What you are asked to do: Reproduce each line of the entries that carries "Silviusstraat".
Top of Materials provided
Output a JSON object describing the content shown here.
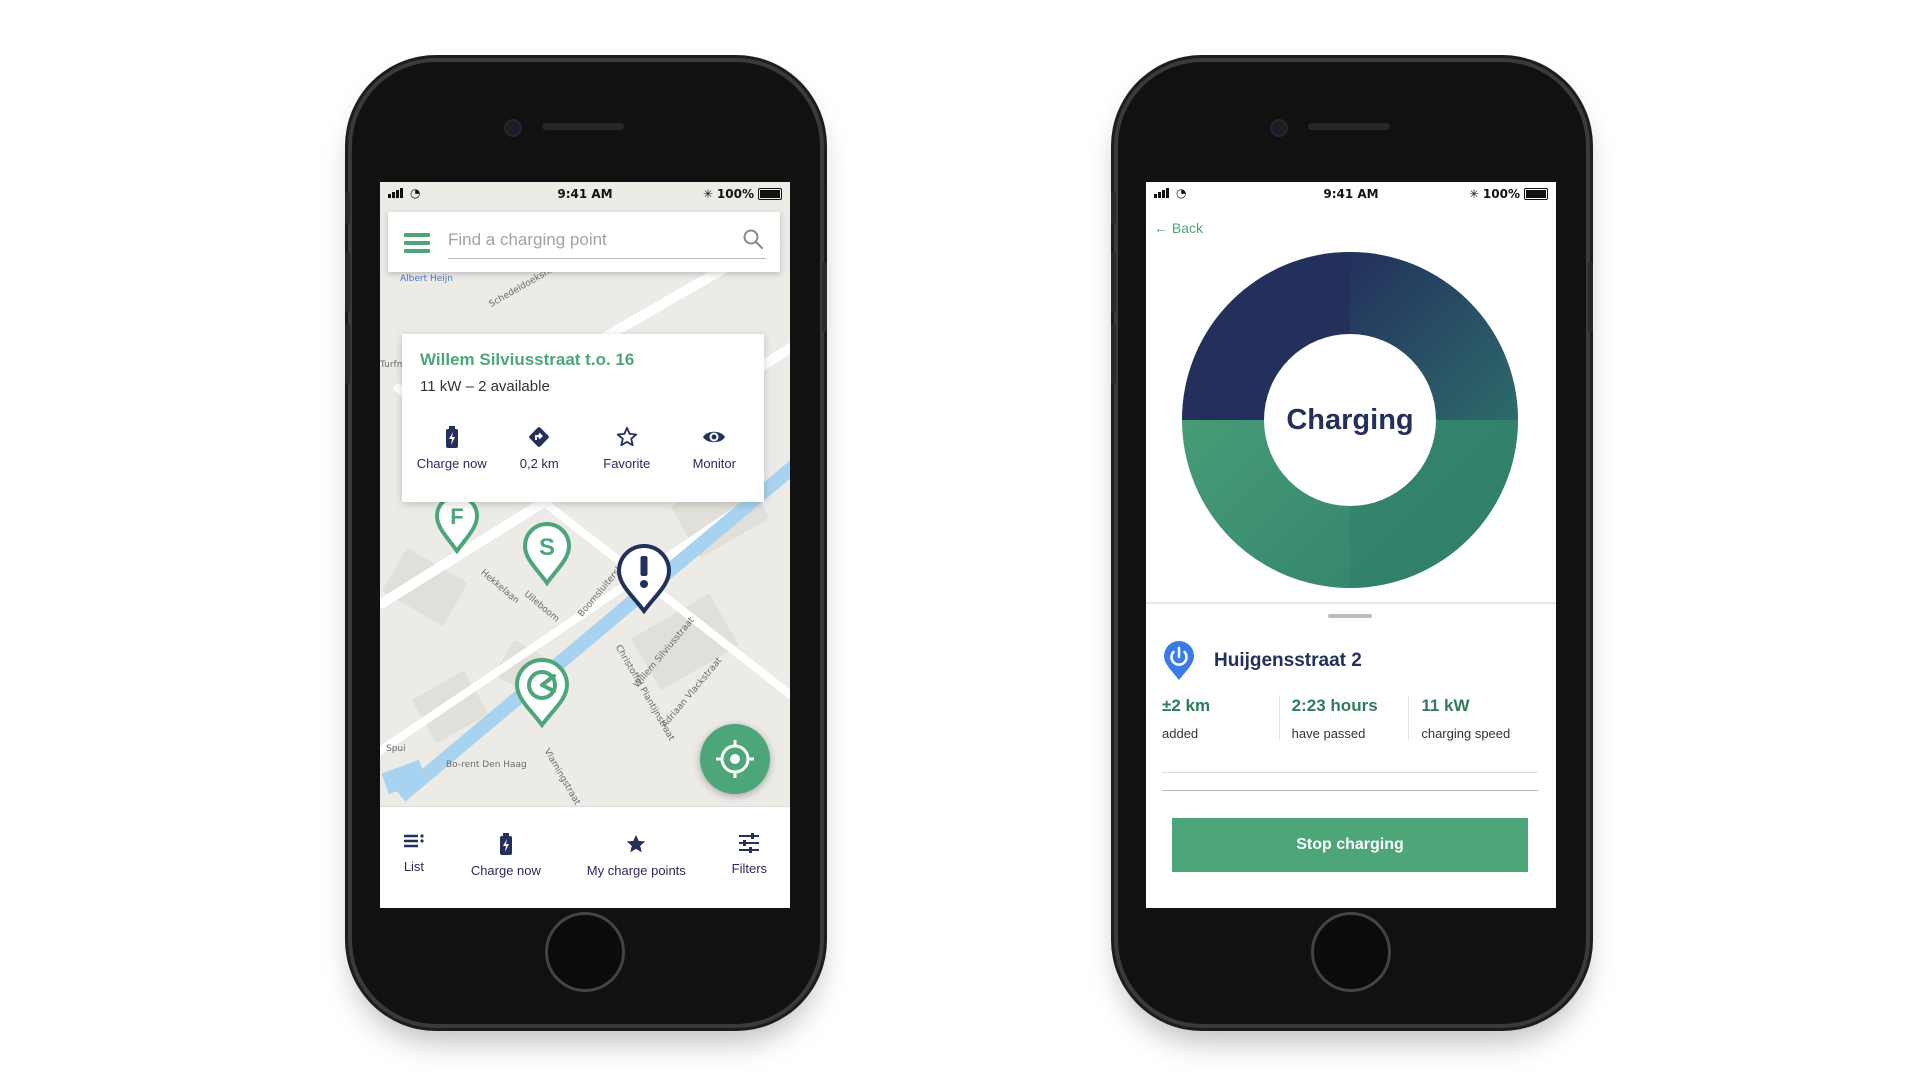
{
  "status_bar": {
    "time": "9:41 AM",
    "battery": "100%"
  },
  "left_phone": {
    "search": {
      "placeholder": "Find a charging point"
    },
    "popup": {
      "title": "Willem Silviusstraat t.o. 16",
      "subtitle": "11 kW – 2 available",
      "actions": [
        {
          "label": "Charge now",
          "icon": "battery-charge-icon"
        },
        {
          "label": "0,2 km",
          "icon": "directions-icon"
        },
        {
          "label": "Favorite",
          "icon": "star-outline-icon"
        },
        {
          "label": "Monitor",
          "icon": "eye-icon"
        }
      ]
    },
    "map_labels": [
      "Albert Heijn",
      "Schedeldoekshaven",
      "Bo-rent Den Haag",
      "Spui",
      "Hekkelaan",
      "Boomsluiterskade",
      "Uileboom",
      "Willem Silviusstraat",
      "Christoffel Plantijnstraat",
      "Adriaan Vlackstraat",
      "Vlamingstraat",
      "Turfmarkt"
    ],
    "pins": [
      {
        "letter": "F",
        "color": "#4da67a"
      },
      {
        "letter": "S",
        "color": "#4da67a"
      },
      {
        "letter": "!",
        "color": "#23305c"
      },
      {
        "letter": "plug",
        "color": "#4da67a"
      }
    ],
    "tabs": [
      {
        "label": "List",
        "icon": "list-icon"
      },
      {
        "label": "Charge now",
        "icon": "battery-charge-icon"
      },
      {
        "label": "My charge points",
        "icon": "star-icon"
      },
      {
        "label": "Filters",
        "icon": "filters-icon"
      }
    ]
  },
  "right_phone": {
    "back_label": "Back",
    "donut": {
      "center_label": "Charging",
      "colors": [
        "#23305c",
        "#2d6b6a",
        "#4da67a"
      ]
    },
    "location": "Huijgensstraat 2",
    "stats": [
      {
        "value": "±2 km",
        "label": "added"
      },
      {
        "value": "2:23 hours",
        "label": "have passed"
      },
      {
        "value": "11 kW",
        "label": "charging speed"
      }
    ],
    "stop_button": "Stop charging"
  },
  "colors": {
    "accent_green": "#4da67a",
    "navy": "#23305c",
    "pin_blue": "#3b7be8"
  }
}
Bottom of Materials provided
Written answer:
      "title": "Willem Silviusstraat t.o. 16",
      "Willem Silviusstraat",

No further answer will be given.